RECORDS Start Marker
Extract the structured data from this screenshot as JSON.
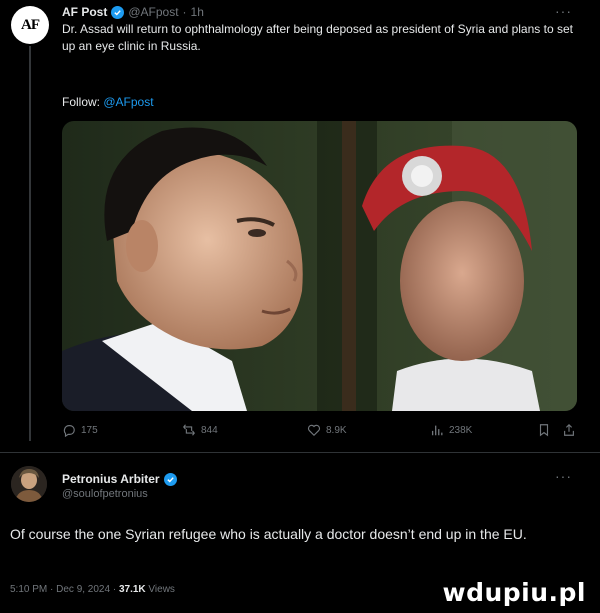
{
  "post": {
    "avatar_text": "AF",
    "author": "AF Post",
    "handle": "@AFpost",
    "time": "1h",
    "more": "···",
    "text": "Dr. Assad will return to ophthalmology after being deposed as president of Syria and plans to set up an eye clinic in Russia.",
    "follow_label": "Follow:",
    "follow_handle": "@AFpost",
    "actions": {
      "replies": "175",
      "reposts": "844",
      "likes": "8.9K",
      "views": "238K"
    }
  },
  "reply": {
    "author": "Petronius Arbiter",
    "handle": "@soulofpetronius",
    "more": "···",
    "text": "Of course the one Syrian refugee who is actually a doctor doesn’t end up in the EU.",
    "time": "5:10 PM · Dec 9, 2024 ·",
    "views_count": "37.1K",
    "views_label": "Views"
  },
  "watermark": "wdupiu.pl",
  "colors": {
    "background": "#000000",
    "text": "#e7e9ea",
    "muted": "#71767b",
    "accent": "#1d9bf0"
  },
  "icons": [
    "verified-badge-icon",
    "more-icon",
    "reply-icon",
    "repost-icon",
    "like-icon",
    "views-icon",
    "bookmark-icon",
    "share-icon"
  ]
}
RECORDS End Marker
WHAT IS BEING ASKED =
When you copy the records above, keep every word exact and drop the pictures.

ANSWER TO THIS EXERCISE =
Extract the structured data from this screenshot as JSON.
{
  "post": {
    "avatar_text": "AF",
    "author": "AF Post",
    "handle": "@AFpost",
    "time": "1h",
    "more": "···",
    "text": "Dr. Assad will return to ophthalmology after being deposed as president of Syria and plans to set up an eye clinic in Russia.",
    "follow_label": "Follow:",
    "follow_handle": "@AFpost",
    "actions": {
      "replies": "175",
      "reposts": "844",
      "likes": "8.9K",
      "views": "238K"
    }
  },
  "reply": {
    "author": "Petronius Arbiter",
    "handle": "@soulofpetronius",
    "more": "···",
    "text": "Of course the one Syrian refugee who is actually a doctor doesn’t end up in the EU.",
    "time": "5:10 PM · Dec 9, 2024 ·",
    "views_count": "37.1K",
    "views_label": "Views"
  },
  "watermark": "wdupiu.pl",
  "colors": {
    "background": "#000000",
    "text": "#e7e9ea",
    "muted": "#71767b",
    "accent": "#1d9bf0"
  },
  "icons": [
    "verified-badge-icon",
    "more-icon",
    "reply-icon",
    "repost-icon",
    "like-icon",
    "views-icon",
    "bookmark-icon",
    "share-icon"
  ]
}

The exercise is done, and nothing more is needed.